Causes of Exercise Induced Asthma
Physically induced asthma is caused by physical exertion, such as a strenuous workout. Most people that are diagnosed with chronic asthma show symptoms during their workout, but people that do not have asthma can also experience the same symptoms too. This happens because during normal breathing, the air is inhaled through the nose, which warms and moistens the air. During strenuous exercise, the air is typically inhaled through the mouth, leaving the air cold and dry. The cold and dry air makes the muscle bands around the airways contract making it difficult to breathe.
Treatment of Exercise Induced Asthma
If you experience exercise induced asthma, you should not stop exercising. Speak with your physician about the proper plan. Typically, asthma inhalers should be used prior to exercise to control these symptoms. When you have control of your asthma symptoms, then you will be able to exercise with no problems.
In addition to taking the correct medications, you will want to properly warm up and cool down. Some exercises are better tolerated by people with asthma than others too. You may want to choose activities such as walking or volleyball, because they only involve short bursts of exertion, if any at all. You may want to avoid activities such as soccer for the same reason. Even though these activities are harder to participate it, it does not mean that it is completely off limits.
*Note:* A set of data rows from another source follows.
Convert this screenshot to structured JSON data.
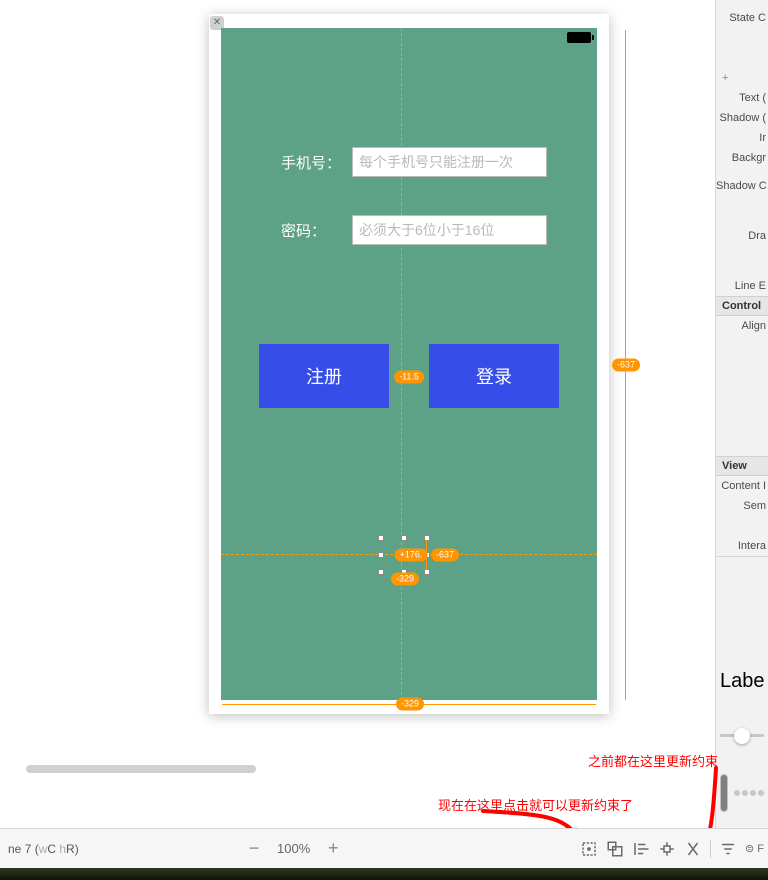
{
  "form": {
    "phone_label": "手机号：",
    "phone_placeholder": "每个手机号只能注册一次",
    "pass_label": "密码：",
    "pass_placeholder": "必须大于6位小于16位"
  },
  "buttons": {
    "register": "注册",
    "login": "登录"
  },
  "constraints": {
    "btn_gap": "-11.5",
    "right_h": "-637",
    "sel_x": "+176.",
    "sel_right": "-637",
    "sel_bottom": "-329",
    "canvas_bottom": "-329"
  },
  "inspector": {
    "state_config": "State C",
    "text_color": "Text (",
    "shadow1": "Shadow (",
    "image": "Ir",
    "background": "Backgr",
    "shadow_off": "Shadow C",
    "drawing": "Dra",
    "line_break": "Line E",
    "control_header": "Control",
    "alignment": "Align",
    "view_header": "View",
    "content_mode": "Content I",
    "semantic": "Sem",
    "intera": "Intera",
    "label_field": "Label",
    "flags": "⊜ F"
  },
  "annotations": {
    "prev": "之前都在这里更新约束",
    "now": "现在在这里点击就可以更新约束了"
  },
  "bottombar": {
    "device_prefix": "ne 7 (",
    "device_w": "w",
    "device_c": "C ",
    "device_h": "h",
    "device_r": "R",
    "device_suffix": ")",
    "zoom": "100%"
  }
}
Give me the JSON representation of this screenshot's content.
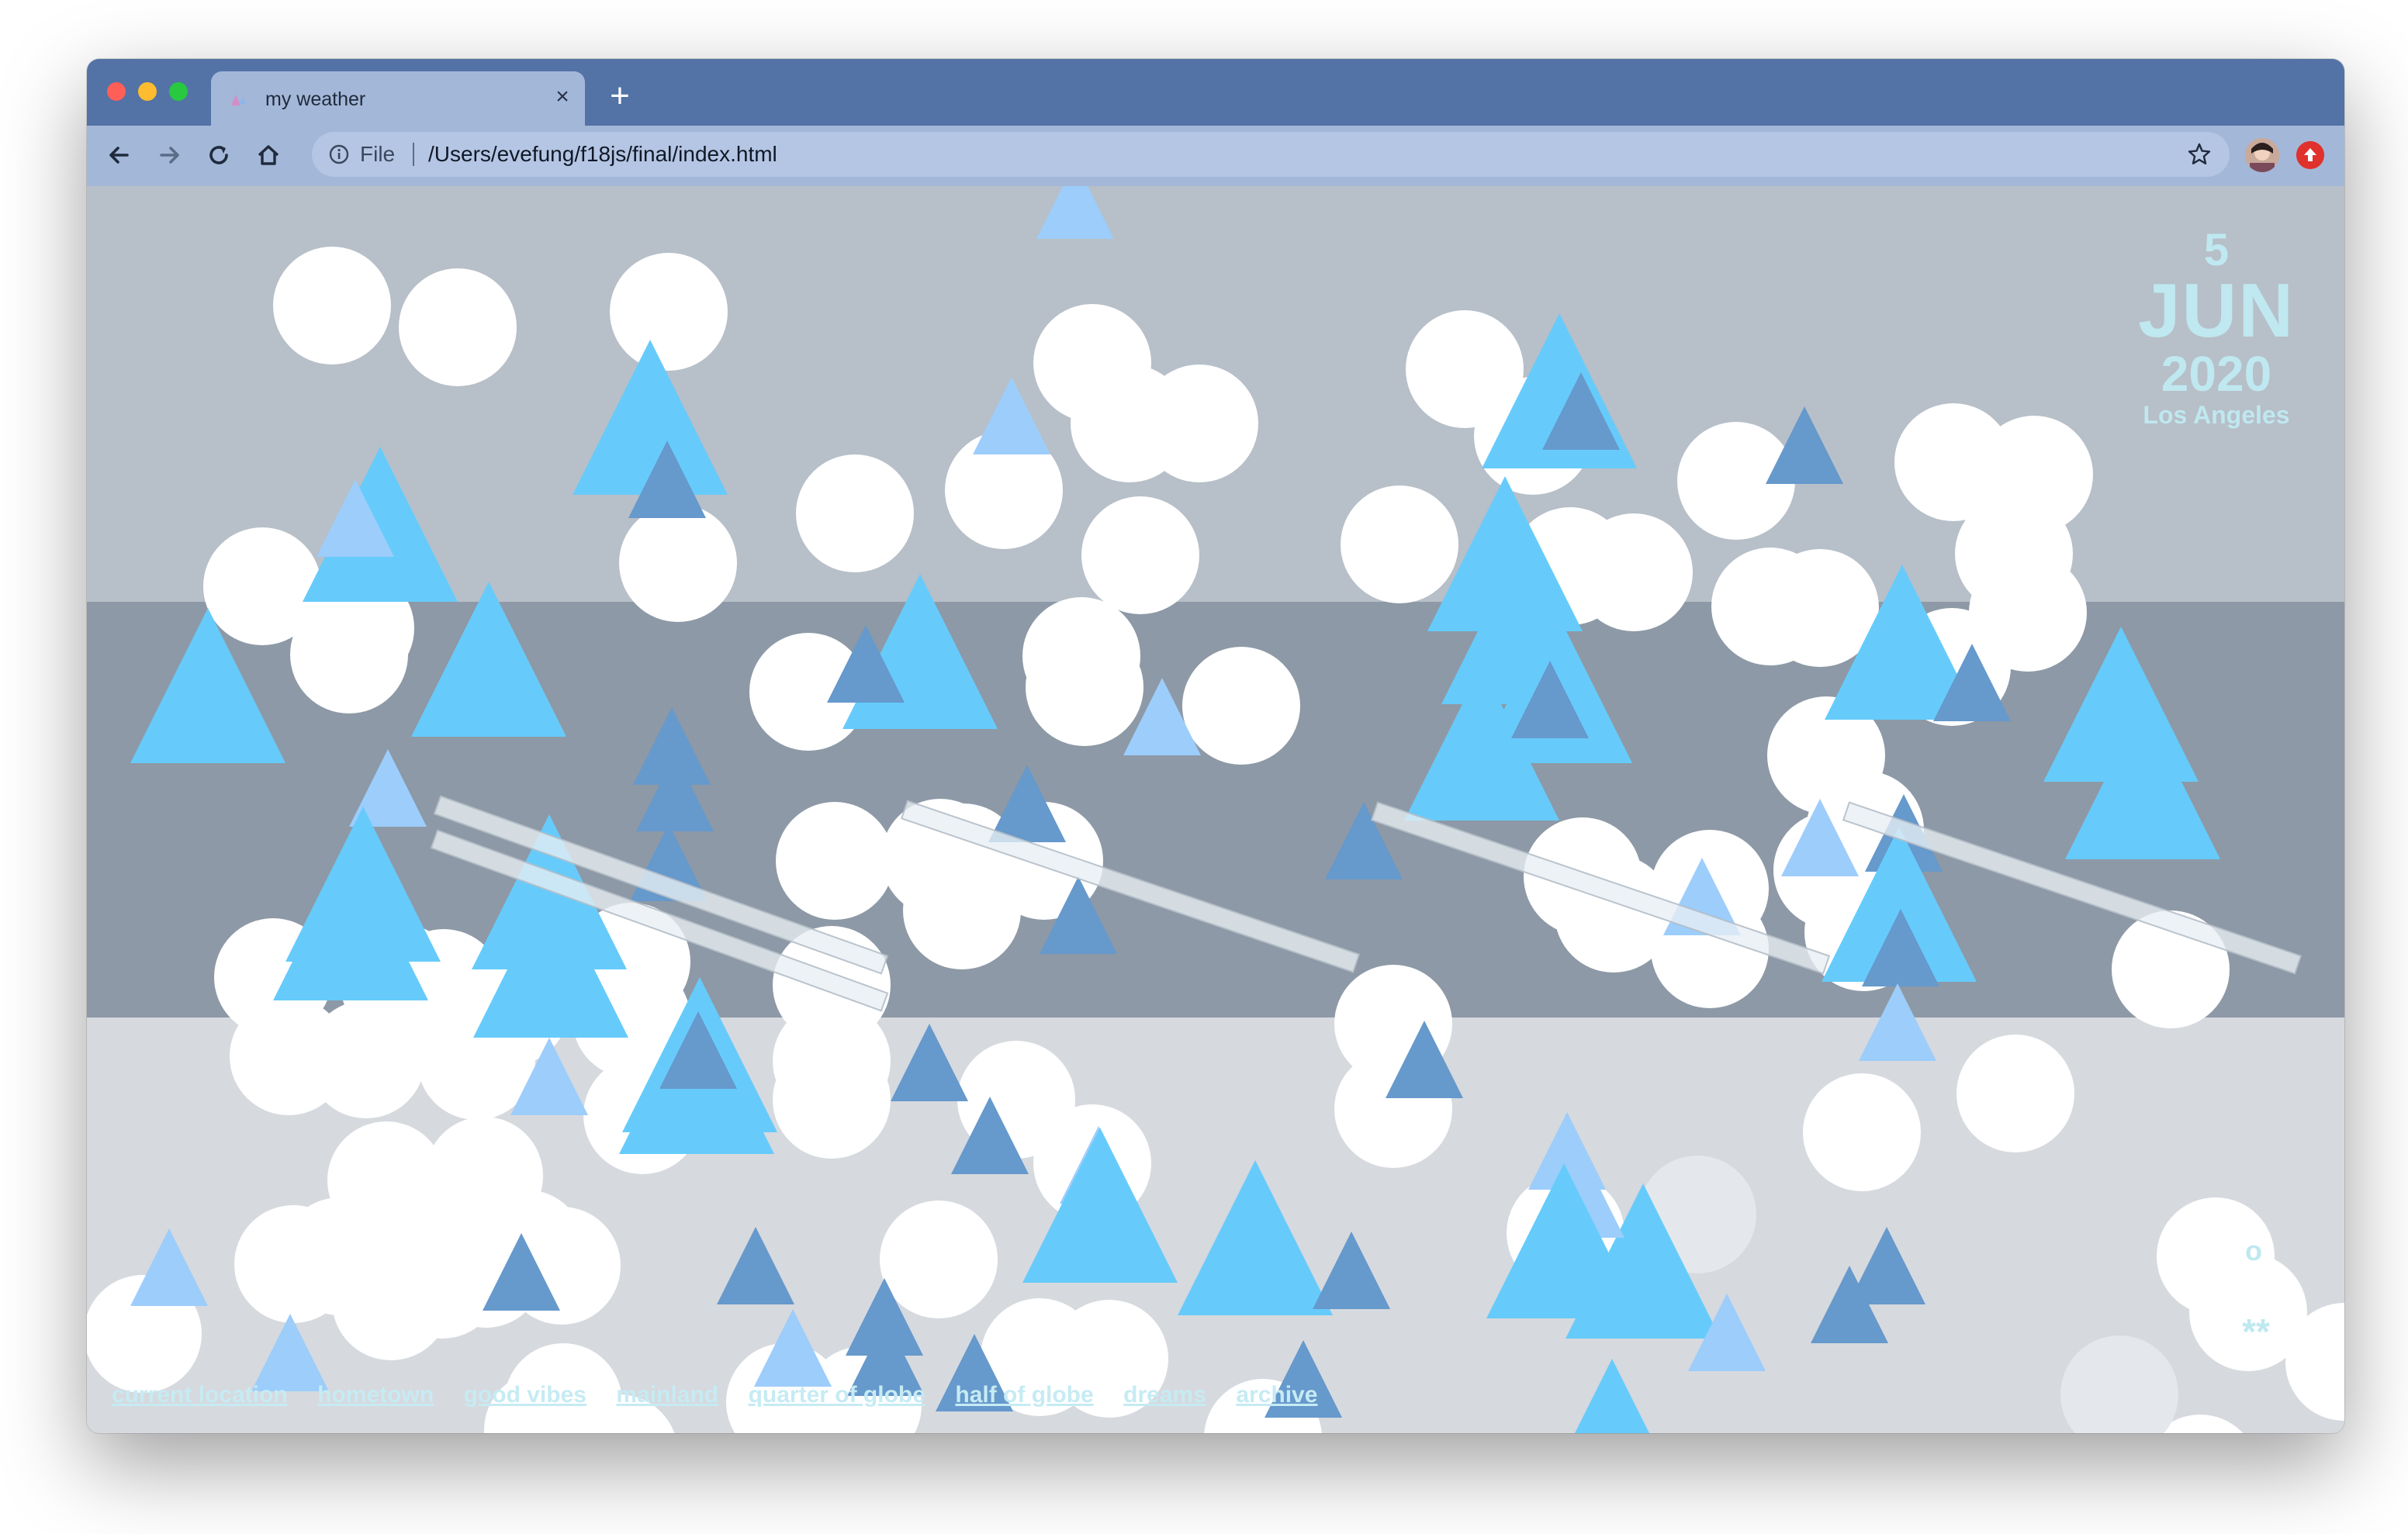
{
  "browser": {
    "tab_title": "my weather",
    "file_label": "File",
    "url": "/Users/evefung/f18js/final/index.html",
    "accent_color": "#5372a6"
  },
  "weather": {
    "day": "5",
    "month": "JUN",
    "year": "2020",
    "city": "Los Angeles",
    "symbol_degree": "o",
    "symbol_snow": "**"
  },
  "nav_links": [
    "current location",
    "hometown",
    "good vibes",
    "mainland",
    "quarter of globe",
    "half of globe",
    "dreams",
    "archive"
  ],
  "colors": {
    "band_top": "#b7bfc8",
    "band_mid": "#8d99a6",
    "band_bottom": "#d6d9de",
    "circle": "#ffffff",
    "triangle_light": "#66cbfb",
    "triangle_pale": "#9ccdfb",
    "triangle_dark": "#6699cc",
    "text_cyan": "#bfe8f0"
  }
}
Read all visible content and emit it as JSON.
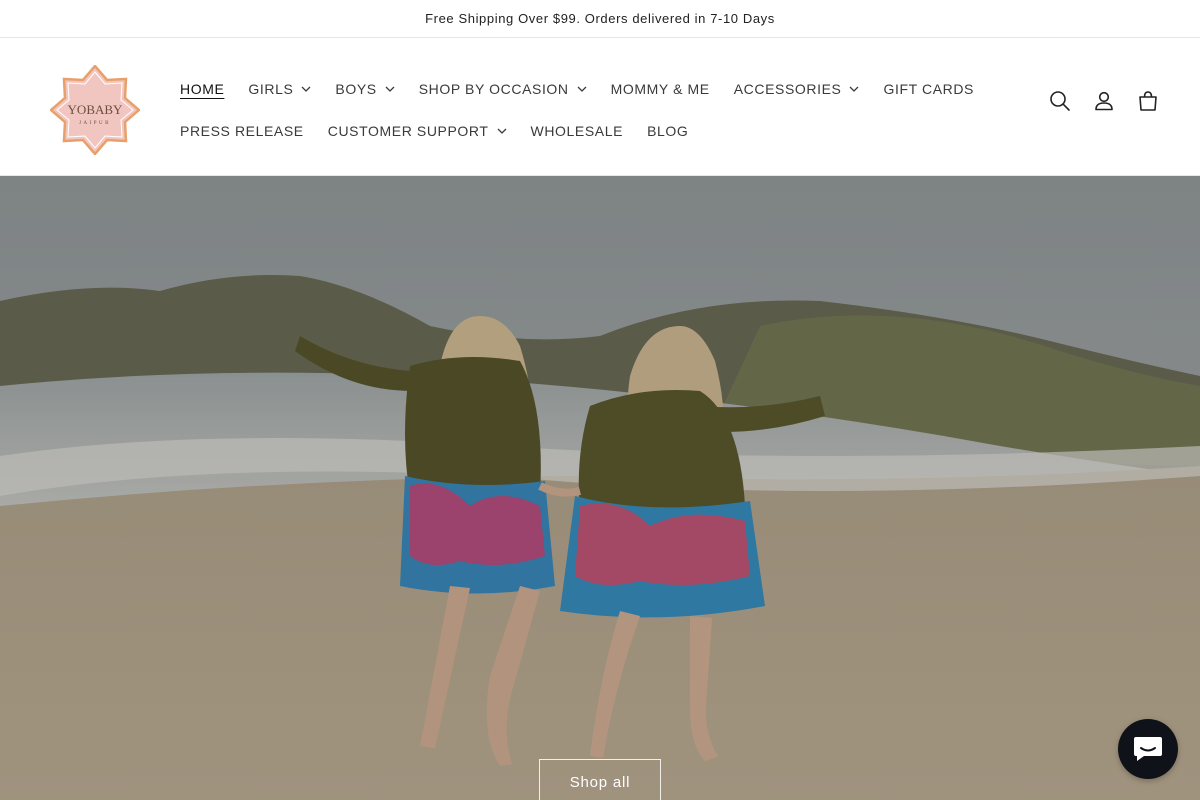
{
  "announcement": "Free Shipping Over $99. Orders delivered in 7-10 Days",
  "brand": {
    "logo_text": "YOBABY",
    "logo_subtext": "JAIPUR"
  },
  "nav": {
    "items": [
      {
        "label": "HOME",
        "active": true,
        "dropdown": false
      },
      {
        "label": "GIRLS",
        "dropdown": true
      },
      {
        "label": "BOYS",
        "dropdown": true
      },
      {
        "label": "SHOP BY OCCASION",
        "dropdown": true
      },
      {
        "label": "MOMMY & ME",
        "dropdown": false
      },
      {
        "label": "ACCESSORIES",
        "dropdown": true
      },
      {
        "label": "GIFT CARDS",
        "dropdown": false
      },
      {
        "label": "PRESS RELEASE",
        "dropdown": false
      },
      {
        "label": "CUSTOMER SUPPORT",
        "dropdown": true
      },
      {
        "label": "WHOLESALE",
        "dropdown": false
      },
      {
        "label": "BLOG",
        "dropdown": false
      }
    ]
  },
  "header_icons": [
    "search-icon",
    "account-icon",
    "cart-icon"
  ],
  "hero": {
    "button_label": "Shop all"
  },
  "chat": {
    "icon": "chat-icon"
  },
  "colors": {
    "logo_pink": "#f2c6c0",
    "logo_outline": "#e8a06a",
    "chat_bg": "#101219"
  }
}
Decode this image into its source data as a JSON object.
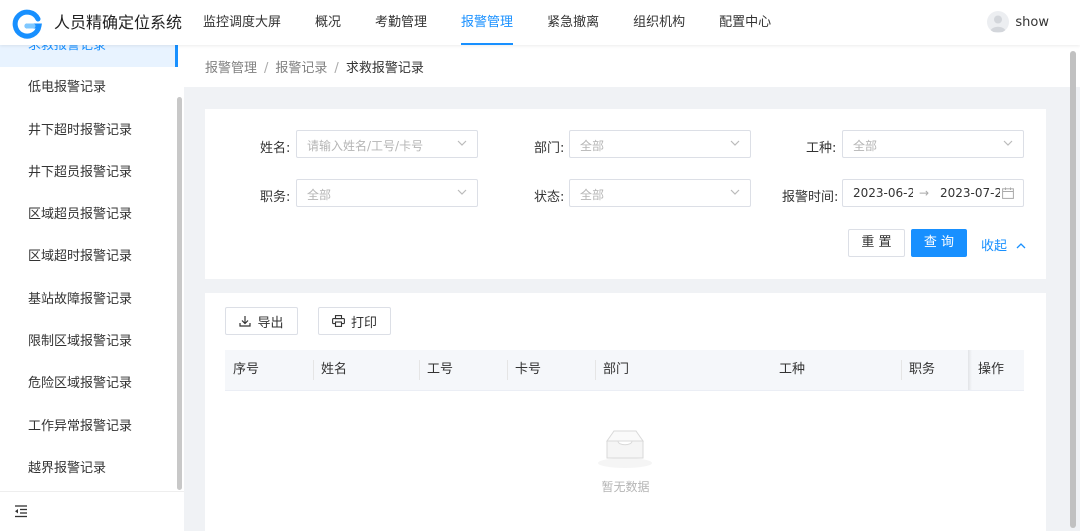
{
  "app": {
    "title": "人员精确定位系统",
    "brand_color": "#1890ff"
  },
  "nav": {
    "items": [
      "监控调度大屏",
      "概况",
      "考勤管理",
      "报警管理",
      "紧急撤离",
      "组织机构",
      "配置中心"
    ],
    "active_index": 3
  },
  "user": {
    "name": "show"
  },
  "sidebar": {
    "items": [
      "求救报警记录",
      "低电报警记录",
      "井下超时报警记录",
      "井下超员报警记录",
      "区域超员报警记录",
      "区域超时报警记录",
      "基站故障报警记录",
      "限制区域报警记录",
      "危险区域报警记录",
      "工作异常报警记录",
      "越界报警记录"
    ],
    "active_index": 0
  },
  "breadcrumb": {
    "items": [
      "报警管理",
      "报警记录",
      "求救报警记录"
    ],
    "separator": "/"
  },
  "filters": {
    "name": {
      "label": "姓名",
      "placeholder": "请输入姓名/工号/卡号"
    },
    "dept": {
      "label": "部门",
      "placeholder": "全部"
    },
    "worktype": {
      "label": "工种",
      "placeholder": "全部"
    },
    "post": {
      "label": "职务",
      "placeholder": "全部"
    },
    "status": {
      "label": "状态",
      "placeholder": "全部"
    },
    "alarm_time": {
      "label": "报警时间",
      "start": "2023-06-2",
      "end": "2023-07-2",
      "arrow": "→"
    },
    "colon": ":",
    "reset_label": "重 置",
    "query_label": "查 询",
    "collapse_label": "收起"
  },
  "toolbar": {
    "export_label": "导出",
    "print_label": "打印"
  },
  "table": {
    "columns": [
      "序号",
      "姓名",
      "工号",
      "卡号",
      "部门",
      "工种",
      "职务",
      "操作"
    ],
    "empty_text": "暂无数据"
  }
}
If you want to participate, just take the proper steps before. Swimming is a great option since the air is typically warm and moist. Find which level you would like to participate in and find out which level you are able to participate at, and go from there. If you are participating in an outdoor exercise, check the pollen counts. If pollen counts are high, then you will want to move your workout to the indoors.
Symptoms of Temperature Induced Asthma
Temperature induced asthma symptoms include coughing, wheezing, chest tightness, and trouble breathing. These symptoms will be more prevalent in times when the weather is either humid or cold. To know if your asthma is temperature induced, watch the weather and your symptoms so you know the cause and can treat it accordingly.
Causes of Temperature Induced Asthma
The weather is a big factor in asthma symptoms. The two most common cause of temperature related asthma is cold weather and humid weather. Anything above 60% humidity is considered humid and the air is very difficult to breath. On the other hand, the cold weather has a big effect on asthma too.
Humidity can encourage the growth of mold, dust mites, and pollen counts are typically high. In the cold weather, your airways become dry and irritated. The cold leads to an increase in mucus, which makes you more likely to get sick. When the weather is cold, you are more likely to stay indoors, which puts you at a greater exposure to dust, pet dander, or mold. Even though temperature induced asthma is technically outdoors, the indoors play a huge role in asthma symptoms as well.
Treatment of Temperature Induced Asthma
There are three steps to treatment in temperature induced asthma. The first step is to avoid triggers. If you are more sensitive to the humidity, bring a dehumidifier indoors and avoid humid days outside. If it is the cold weather that affects you, then you will need to spend winters indoors as much as possible. The triggers that come with the temperatures, such as mold, pollen, or being exposed to more dander, should be treated appropriately.
The next step is to take the proper long-term medications, as prescribed by your physician. These medications should be taken daily to keep your asthma symptoms under control.
Lastly, rescue medications can help treat symptoms once they have already started. If you are having problems with controlling your asthma, then speak with your physician about updating your medications and come up with an asthma action plan.